Acosta, M. (2013). Improvisational singing: A Nordoff-Robbins based approach to vocal music therapy intervention in the treatment of pain. In J. Mondanaro & G. Sara (Eds.). Music and medicine: Integrative models in the treatment of pain (pp. 215-234). New York, NY: Satchnote Press.
Austin, D. (2008). The theory and practice of vocal psychotherapy. London, UK: Jessica Kingsley Publishers.
Bradt, J. (2013). Music entrainment for breathing regulation. In R. Azoulay & J. Loewy (Eds.). Music, the breath, and health: Advances in integrative music therapy (pp.11-20). New York, NY: Satchnote Press.
Cuda, G. (2010). Just breathe: Body has a built-in stress reliever. Retrieved from https://www.npr.org/2010/12/06/131734718/just-breathe-body-has-a-built-in-stress-reliever
Donnenwerth, A. M. (2012). Song communication using rap music in a group setting with at-risk youth. In S. Hadley & G. Yancy (Eds.). Therapeutic uses of rap and hip-hop (pp. 275-292). New York, NY: Routlage.
Iliya, Y. A. (2011). Singing for healing and hope: Music therapy methods that use the voice with individuals who are homeless and mentally ill. Music Therapy Perspectives, 29 (1), 14-22.
Loewy, J. (2015). NICU music therapy: Song of kin as critical lullaby in research and practice. Annals of the New York Academy of Sciences, doi: 10:111/nyas:12648, 84-86.

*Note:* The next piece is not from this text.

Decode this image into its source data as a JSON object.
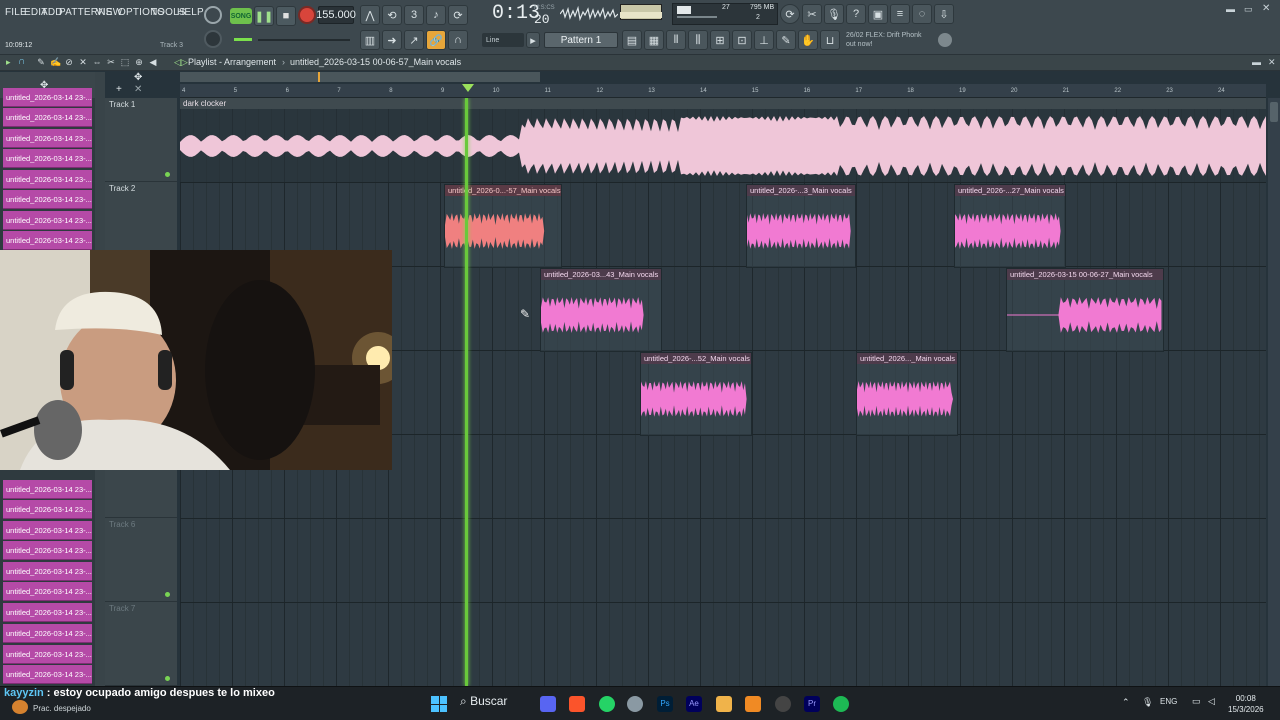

Loewy, J., Ard, J., & Mizutani, N. (2015). Music therapy in neurologic dysfunction to address self-expression, language, and communication: The impact of group singing on stroke survivors and caregivers. In L. Carozza (Ed.). Communication and aging: Creative approaches to improving the quality of life (pp. 269-299). San Diego, CA: Plural Publishing.
Magee, W. L., & Baker, M. (2009). The use of music therapy in neuro rehabilitation of people with acquired brain injury. British Journal of Neuroscience Nursing, 5 (4), 150-156.
Mondanaro, J., & Loewy, J. (2016). Music therapy with adolescents in medical settings. In J. Edwards (Ed.). Oxford handbook of music therapy (pp. 80-111). Oxford, UK: Oxford University Press.
Shapiro, N. (2005). Sounds in the world: Multicultural influences in music therapy in clinical practice and training. Music Therapy Perspectives, 23 (1), 29-35.